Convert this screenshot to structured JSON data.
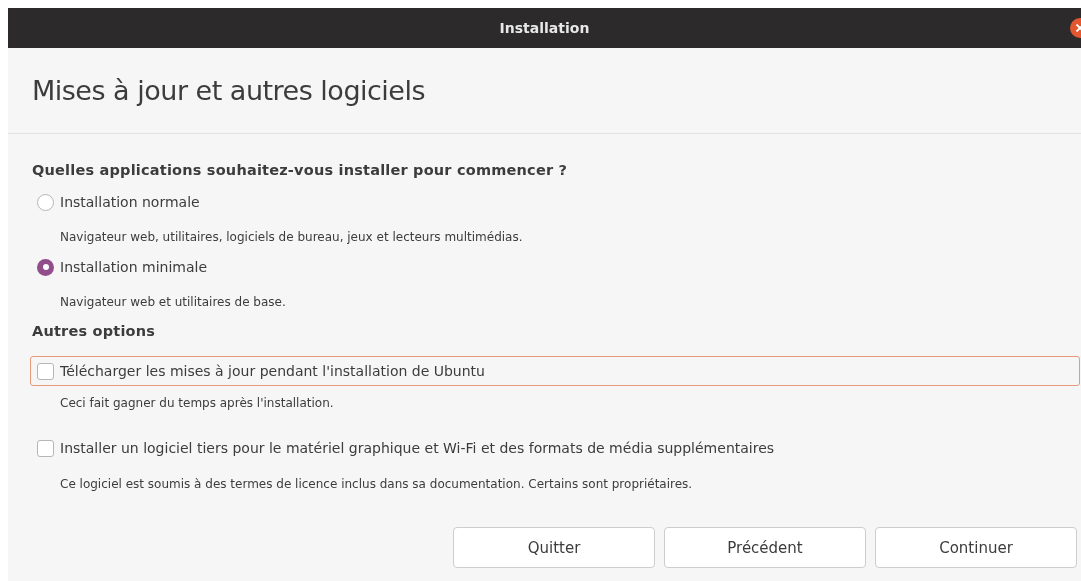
{
  "window": {
    "title": "Installation"
  },
  "heading": "Mises à jour et autres logiciels",
  "install_section": {
    "title": "Quelles applications souhaitez-vous installer pour commencer ?",
    "choices": [
      {
        "label": "Installation normale",
        "description": "Navigateur web, utilitaires, logiciels de bureau, jeux et lecteurs multimédias.",
        "selected": false
      },
      {
        "label": "Installation minimale",
        "description": "Navigateur web et utilitaires de base.",
        "selected": true
      }
    ]
  },
  "other_section": {
    "title": "Autres options",
    "options": [
      {
        "label": "Télécharger les mises à jour pendant l'installation de Ubuntu",
        "description": "Ceci fait gagner du temps après l'installation.",
        "checked": false,
        "focused": true
      },
      {
        "label": "Installer un logiciel tiers pour le matériel graphique et Wi-Fi et des formats de média supplémentaires",
        "description": "Ce logiciel est soumis à des termes de licence inclus dans sa documentation. Certains sont propriétaires.",
        "checked": false,
        "focused": false
      }
    ]
  },
  "buttons": [
    "Quitter",
    "Précédent",
    "Continuer"
  ]
}
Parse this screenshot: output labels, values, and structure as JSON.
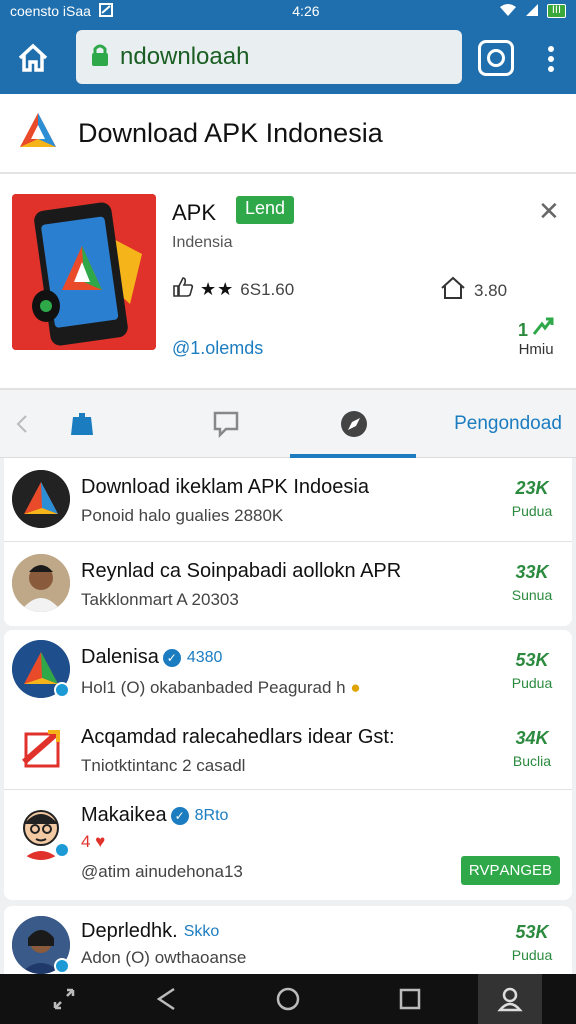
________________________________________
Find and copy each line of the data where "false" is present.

_EXPECTED OUTPUT_
        "selected": false
        "checked": false,
        "checked": false,
        "focused": false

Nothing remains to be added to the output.